The grounds are placed in a filter, and hot water is gradually dripped through the coffee bed and through the filter.

How to brew drip coffee

Instead of using pressure to extract flavor(as in espresso), dripped coffee relies on the pull of gravity to help the water come in contact with the coffee grounds.

The key is to drip the water very slowly, so each drop takes its time to pass through the grounds and into the cup below.

This is a much simpler process compared to espresso, so you don’t really need advanced machines to make it. You can simply pour hot water over coffee grounds, filter it, and you’ll have some ready drip coffee.

There are of course machines that help automate some of the processes, like heating the water and gradually dripping it over the coffee(instead of pouring it all at once).

Drip coffee machines usually have a heated plate that keeps the coffee pot warm so you can make a large preparation of coffee last for a longer amount of time.

Dripped coffee is really simple to brew.

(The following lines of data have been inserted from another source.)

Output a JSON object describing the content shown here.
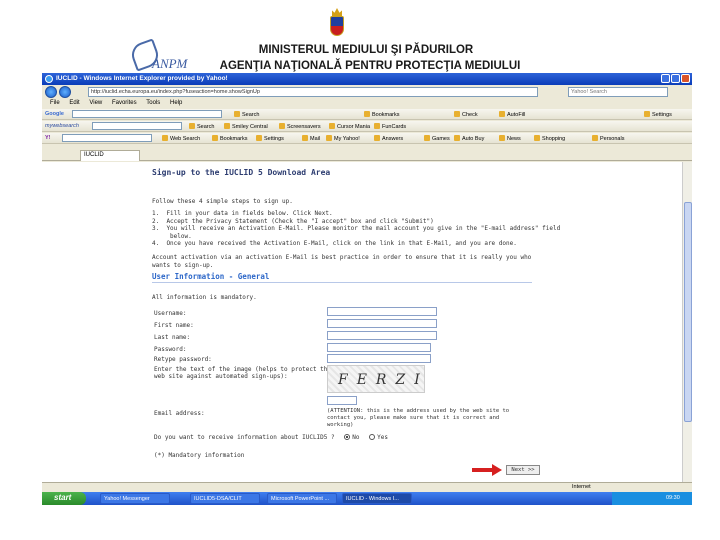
{
  "slide": {
    "title_line1": "MINISTERUL MEDIULUI ŞI PĂDURILOR",
    "title_line2": "AGENŢIA NAŢIONALĂ PENTRU PROTECŢIA MEDIULUI",
    "logo_text": "ANPM"
  },
  "browser": {
    "window_title": "IUCLID - Windows Internet Explorer provided by Yahoo!",
    "address": "http://iuclid.echa.europa.eu/index.php?fuseaction=home.showSignUp",
    "search_placeholder": "Yahoo! Search",
    "menu": [
      "File",
      "Edit",
      "View",
      "Favorites",
      "Tools",
      "Help"
    ],
    "google_label": "Google",
    "google_items": [
      "Search",
      "Bookmarks",
      "Check",
      "AutoFill",
      "Settings"
    ],
    "mywebsearch_label": "mywebsearch",
    "mywebsearch_items": [
      "Search",
      "Smiley Central",
      "Screensavers",
      "Cursor Mania",
      "FunCards"
    ],
    "yahoo_items": [
      "Web Search",
      "Bookmarks",
      "Settings",
      "Mail",
      "My Yahoo!",
      "Answers",
      "Games",
      "Auto Buy",
      "News",
      "Shopping",
      "Personals"
    ],
    "tab_label": "IUCLID",
    "status_zone": "Internet"
  },
  "form": {
    "heading": "Sign-up to the IUCLID 5 Download Area",
    "intro": "Follow these 4 simple steps to sign up.",
    "steps": "1.  Fill in your data in fields below. Click Next.\n2.  Accept the Privacy Statement (Check the \"I accept\" box and click \"Submit\")\n3.  You will receive an Activation E-Mail. Please monitor the mail account you give in the \"E-mail address\" field\n     below.\n4.  Once you have received the Activation E-Mail, click on the link in that E-Mail, and you are done.",
    "note": "Account activation via an activation E-Mail is best practice in order to ensure that it is really you who wants to sign-up.",
    "section_title": "User Information - General",
    "mandatory_note": "All information is mandatory.",
    "fields": {
      "username": "Username:",
      "first_name": "First name:",
      "last_name": "Last name:",
      "password": "Password:",
      "retype_password": "Retype password:",
      "captcha_prompt_1": "Enter the text of the image (helps to protect the",
      "captcha_prompt_2": "web site against automated sign-ups):",
      "email": "Email address:"
    },
    "captcha_text": "FERZI",
    "attention": "(ATTENTION: this is the address used by the web site to contact you, please make sure that it is correct and working)",
    "newsletter_question": "Do you want to receive information about IUCLID5 ?",
    "radio_no": "No",
    "radio_yes": "Yes",
    "footnote": "(*) Mandatory information",
    "next_button": "Next >>"
  },
  "taskbar": {
    "start_label": "start",
    "tasks": [
      "Yahoo! Messenger",
      "IUCLID5-DSA/CLIT",
      "Microsoft PowerPoint ...",
      "IUCLID - Windows I..."
    ],
    "clock": "09:30"
  },
  "colors": {
    "heading": "#2c3c70",
    "section": "#2b66c8",
    "arrow": "#d62020",
    "titlebar": "#0a3cb8"
  }
}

If you don’t have a machine, you can just use a filter and funnel. Place the filter inside the funnel, and the funnel inside a jug or mug.

Slowly pour hot water over the grounds. As the water drips through the grounds, it will absorb the flavor of the coffee and you’ll get a nice brewed coffee.

Alternatively, you can use a drip coffee machine – these are quite cheap and do a good job.

The drip machine does the same thing you did by hand – except it does it automatically.

While not technically “dripped” coffee, you can also use a french press to brew a really rich and flavorful coffee.
espresso vs coffee infographic

Share this Image On Your Site

Frequently asked questions

Why does espresso cost more than coffee?

Dripped coffee can be made with very little or inexpensive equipment, while espresso machines tend to cost quite a bit of money. Additionally, a lot more care and effort is required to make an espresso.

Can you make espresso without a machine?

It’s very difficult to generate the 9 plus bars of pressure required for espresso unless you have a machine. The best you can do is make a coffee that tastes similar to an espresso.

Can I buy espresso at the grocery store?

Some brands sell pre-ground espresso at grocery stores, but I would not suggest buying those. It’s always better to buy coffee beans and grind just before brewing. If you must, buy freshly ground coffee from a craft roaster so you know you’re getting fresh coffee.

Amazon and the Amazon logo are trademarks of Amazon.com, Inc, or its affiliates.

About Shabbir

Shabbir is the Chief Caffeine Officer at Coffee In My Veins. When he's not weighing out coffee beans for his next brew, you can find him writing about his passion: coffee.

shares